YouTube content on the iPhone
Tap on the YouTube button on the iPhone’s display—it’s the button that looks like an old-fashioned TV set. As with other iPhone apps, buttons on the bottom allow you to quickly navigate through YouTube offerings—in this case, the buttons are Featured, Most Viewed, Bookmarks, Search, and More. Featured highlights selected YouTube content; Most Viewed displays videos that are—as you might imagine—the most frequently viewed on YouTube, grouped by that day, that week, or all time; and Bookmarks provide links to your favorite YouTube Clips.
Until we get an iPhone in our hands, we won’t be sure just how the Search and More commands work—we&38217;d guess that the Search command brings up a virtual keyboard not unlike the one used in other iPhone apps like Mail and SMS, but that is just a guess.

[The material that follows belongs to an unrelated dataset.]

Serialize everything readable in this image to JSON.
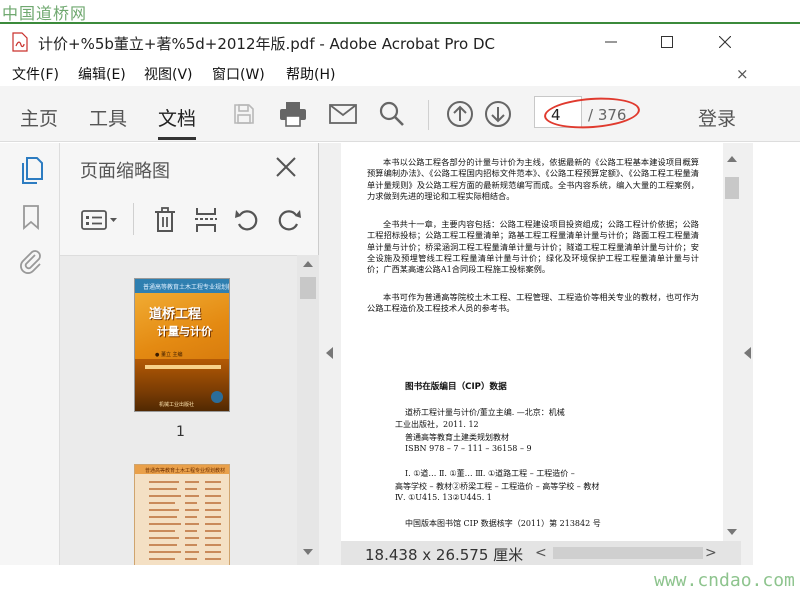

Once you’ve found a video you want to watch—you scroll through the video list with a wave of your finger—tap on it and it plays, exactly like viewing any other video content on an iPhone. (This means in order to watch the video, you’ve got to rotate the iPhone from a vertical into a horizontal orientation.)
When viewing a video, a single tap brings up the playback controls. In addition to the play/pause button and buttons for jumping forward and back on the bottom of the screen, there’s also a bookmark icon on the left side of the control and an e-mail icon on the right—tapping this latter icon creates an e-mail with an embedded link that you can send out to friends. The playback controls also include a status bar showing the time elapsed and time remaining of each video—presumably sliding your finger along that bar allows you to advance and rewind the video, though we have yet to see that feature in action.
Right next to the status bar, you’ll find an icon that lets you view the video in widescreen; a quick double-tap of your finger also allows you to do this.
Is the ability to watch YouTube videos really earth-shattering?
In the grand scheme of things, probably not. Certainly, if there was a hue and cry for the ability to access and watch a video of the Pittsburgh Pirates mascot re-enacting the Sopranos finale on your phone, it certainly escaped our attention. But the iPhone’s major features include the ability to watch videos and surf the Web. Why not add some functionality that combines both if the technology is available? (And with the Apple TV partnership between Apple and YouTube, it certainly was.)
Options on the iPhone let you e-mail photos, use them as wallpaper, or assign them to Address Book contacts.
How good are the photos taken by the iPhone’s integrated 2-megapixel camera?
We haven’t tested it yet, but the New York Times’s David Pogue posted a slideshow of his photos that suggests it’s about what you’d expect from a cell phone camera: not bad in still, well-lit situations, but not so hot when things get dark or blurry.
Can I copy photos from my Mac or PC onto my iPhone?
Yes, you can sync photo albums with the iPhone just as you can with the iPod, and they appear in your Photos program right underneath the Camera Roll album. And presumably the photos you take on your iPhone sync back to your Mac or PC as well.
How can I send the photos I take with my camera to other people?
You can e-mail them. But you can’t send them via a multimedia (MMS) message, since that’s a format that the iPhone doesn’t currently support.
Can I use the iPhone to keep track of my calendar?
Yes, but this is a feature that we still haven’t seen much about. Apple says it’ll sync with Entourage and iCal calendars, but there’s much more to know here.
Can I use the iPhone to take notes or leave notes for myself?
There’s a Notes program, and presumably that’s what it does, but again, we haven’t really seen it up to now.
Will the iPhone be able to synchronize contacts and calendars with more than one computer?
The iPod can’t, and everything we know about the iPhone suggests that its syncing capabilities will more or less match those of the iPod. Perhaps if the iPhone integrates with a shared-calendar server system (such as the one in the forthcoming Mac OS X Leopard Server), that might solve this problem.
Contributing to this report: Jason Snell, Philip Michaels, Dan Frakes, Jim Dalrymple, Jonathan Seff, and Dan Moren